HMRC’s new late submission points system: here’s how it works
HM Revenue & Customs may be looking into overhauling a number of tax areas post the Covid 19 pandemic. Tax penalties are no exception. The new system aims to punish repeat offenders and be more lenient towards those who make the odd mistake.
Penalties will be points-based rather than automatic. This means that those who consistently miss deadlines will accrue more points – and pay a larger fine than what’s in force currently.
All change for the tax penalty regime
The new measure will affect those who are required to submit a VAT return and/or tax return (ITSA) and who do not submit their returns on time or pay on time.
Currently, income tax has a flat late claim penalty of £100 (increasing by £10 a day after three months and up to £300 or 5% of your tax liability (whichever is greater) subject to the case of arrears in the testimony for 6 months after the deadline and again after 12 months) regardless of the history of “offences”, but all this is to change (if the vote is given in parliament) to a point system. For VAT, there is currently no separate penalty for late filing.
Late submission penalties
When the taxpayer exceeds the application deadline, they will receive a point. Points are charged separately for VAT and ITSA.
The taxpayer is subject to a fixed financial penalty of £200 only after reaching the point threshold. Individual accrued penalty points automatically expire after 24 months, provided the taxpayer remains below the score threshold. After reaching the point threshold, all points will expire after the taxpayer has fulfilled the obligation to return for a specified period based on the frequency of their submission.
If the taxpayer continues to exceed the application deadlines after reaching the score threshold and is fined, he will be subject to another fixed-rate penalty for each additional obligation not fulfilled. This is true even if they have paid a fixed fine.
As with other tax penalties, a taxpayer will not be subject to a penalty or fine if he has a reasonable excuse for not submitting a request on time and has the right to appeal against points and penalties.
Late payment penalties
There is no penalty if the taxpayer pays the tax late, but within 15 days of the due date.
The first penalty is 2% of the outstanding amount if they pay between 16 and 30 days after the due date.
It is set at 4% of the outstanding amount if the tax has not been paid 30 days after the due date.

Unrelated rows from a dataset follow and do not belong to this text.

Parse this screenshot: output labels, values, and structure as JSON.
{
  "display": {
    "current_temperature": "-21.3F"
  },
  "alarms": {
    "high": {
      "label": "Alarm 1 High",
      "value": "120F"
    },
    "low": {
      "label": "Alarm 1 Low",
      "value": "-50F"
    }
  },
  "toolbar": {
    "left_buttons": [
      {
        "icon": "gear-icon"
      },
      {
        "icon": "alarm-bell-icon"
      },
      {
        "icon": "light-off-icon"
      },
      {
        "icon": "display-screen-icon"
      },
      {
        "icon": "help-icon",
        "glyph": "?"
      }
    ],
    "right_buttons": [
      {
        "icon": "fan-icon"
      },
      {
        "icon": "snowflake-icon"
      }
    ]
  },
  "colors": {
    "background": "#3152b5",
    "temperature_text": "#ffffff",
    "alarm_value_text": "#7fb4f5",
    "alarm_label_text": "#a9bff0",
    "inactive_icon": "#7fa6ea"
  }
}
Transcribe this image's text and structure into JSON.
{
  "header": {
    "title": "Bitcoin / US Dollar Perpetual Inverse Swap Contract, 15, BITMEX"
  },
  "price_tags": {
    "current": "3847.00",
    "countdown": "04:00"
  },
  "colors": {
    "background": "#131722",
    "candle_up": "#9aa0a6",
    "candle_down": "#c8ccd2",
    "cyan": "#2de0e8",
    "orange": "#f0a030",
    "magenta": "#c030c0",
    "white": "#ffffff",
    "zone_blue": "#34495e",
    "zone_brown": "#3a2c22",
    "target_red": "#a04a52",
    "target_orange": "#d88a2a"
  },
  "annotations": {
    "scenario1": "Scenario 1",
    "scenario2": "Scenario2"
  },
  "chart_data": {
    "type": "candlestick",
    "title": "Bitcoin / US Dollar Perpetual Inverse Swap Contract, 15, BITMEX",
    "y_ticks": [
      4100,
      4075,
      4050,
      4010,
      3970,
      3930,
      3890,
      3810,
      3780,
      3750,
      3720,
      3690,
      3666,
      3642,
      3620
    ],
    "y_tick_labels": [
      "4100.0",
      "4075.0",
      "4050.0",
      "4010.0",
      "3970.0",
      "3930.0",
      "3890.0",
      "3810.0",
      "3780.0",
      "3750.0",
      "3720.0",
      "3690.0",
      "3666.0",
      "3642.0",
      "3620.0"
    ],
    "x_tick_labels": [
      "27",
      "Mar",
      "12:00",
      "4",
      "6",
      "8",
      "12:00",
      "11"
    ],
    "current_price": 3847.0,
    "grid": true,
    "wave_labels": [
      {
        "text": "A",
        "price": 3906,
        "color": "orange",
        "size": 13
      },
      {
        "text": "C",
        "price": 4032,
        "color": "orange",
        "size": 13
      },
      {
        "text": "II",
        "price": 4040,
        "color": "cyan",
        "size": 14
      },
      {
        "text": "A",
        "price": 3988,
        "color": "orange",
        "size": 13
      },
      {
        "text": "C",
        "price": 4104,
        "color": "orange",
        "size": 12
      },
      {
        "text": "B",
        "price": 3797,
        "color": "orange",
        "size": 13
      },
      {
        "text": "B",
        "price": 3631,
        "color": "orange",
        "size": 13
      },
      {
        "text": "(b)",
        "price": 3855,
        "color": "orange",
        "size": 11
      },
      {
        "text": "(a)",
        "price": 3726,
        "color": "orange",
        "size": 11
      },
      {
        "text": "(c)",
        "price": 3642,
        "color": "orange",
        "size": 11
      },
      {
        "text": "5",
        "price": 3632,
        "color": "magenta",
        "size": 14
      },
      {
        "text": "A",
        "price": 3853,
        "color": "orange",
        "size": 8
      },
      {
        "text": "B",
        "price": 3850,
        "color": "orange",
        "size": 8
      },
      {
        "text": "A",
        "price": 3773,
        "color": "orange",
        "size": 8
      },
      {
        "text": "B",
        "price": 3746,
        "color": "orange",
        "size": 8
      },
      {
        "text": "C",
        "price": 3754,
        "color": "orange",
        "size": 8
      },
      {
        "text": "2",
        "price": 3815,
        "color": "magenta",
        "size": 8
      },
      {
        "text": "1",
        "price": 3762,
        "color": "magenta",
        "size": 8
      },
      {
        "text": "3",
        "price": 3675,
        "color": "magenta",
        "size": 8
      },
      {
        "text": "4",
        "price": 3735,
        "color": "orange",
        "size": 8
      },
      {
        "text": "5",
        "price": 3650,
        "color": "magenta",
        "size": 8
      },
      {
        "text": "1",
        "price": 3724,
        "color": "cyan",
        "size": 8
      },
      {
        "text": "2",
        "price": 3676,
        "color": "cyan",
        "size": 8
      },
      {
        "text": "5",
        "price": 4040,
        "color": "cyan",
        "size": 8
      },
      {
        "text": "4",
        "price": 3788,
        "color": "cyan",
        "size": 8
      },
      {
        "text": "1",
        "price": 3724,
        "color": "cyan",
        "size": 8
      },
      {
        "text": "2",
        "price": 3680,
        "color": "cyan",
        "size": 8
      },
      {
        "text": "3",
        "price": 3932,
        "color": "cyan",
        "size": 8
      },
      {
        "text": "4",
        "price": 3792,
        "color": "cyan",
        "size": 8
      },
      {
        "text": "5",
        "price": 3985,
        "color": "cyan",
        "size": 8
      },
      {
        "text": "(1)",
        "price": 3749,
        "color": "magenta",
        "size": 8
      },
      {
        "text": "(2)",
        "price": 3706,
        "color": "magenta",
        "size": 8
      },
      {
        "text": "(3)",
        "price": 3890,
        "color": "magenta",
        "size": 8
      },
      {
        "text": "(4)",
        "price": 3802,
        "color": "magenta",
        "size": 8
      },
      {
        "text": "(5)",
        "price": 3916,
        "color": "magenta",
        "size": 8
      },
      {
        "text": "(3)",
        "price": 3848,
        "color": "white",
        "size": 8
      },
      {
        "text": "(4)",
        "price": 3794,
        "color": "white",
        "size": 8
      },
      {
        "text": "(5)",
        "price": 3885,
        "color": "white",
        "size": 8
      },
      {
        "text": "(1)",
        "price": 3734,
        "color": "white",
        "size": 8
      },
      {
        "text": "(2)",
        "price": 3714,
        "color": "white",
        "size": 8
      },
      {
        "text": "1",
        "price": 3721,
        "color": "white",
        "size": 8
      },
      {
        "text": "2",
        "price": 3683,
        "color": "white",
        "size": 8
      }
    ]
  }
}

The second penalty for late payment is 4% per annum, calculated daily on the total unpaid tax from the 31st day.
To avoid penalty or penalties, the taxpayer will have to pay or approach HMRC to agree on a repayment time.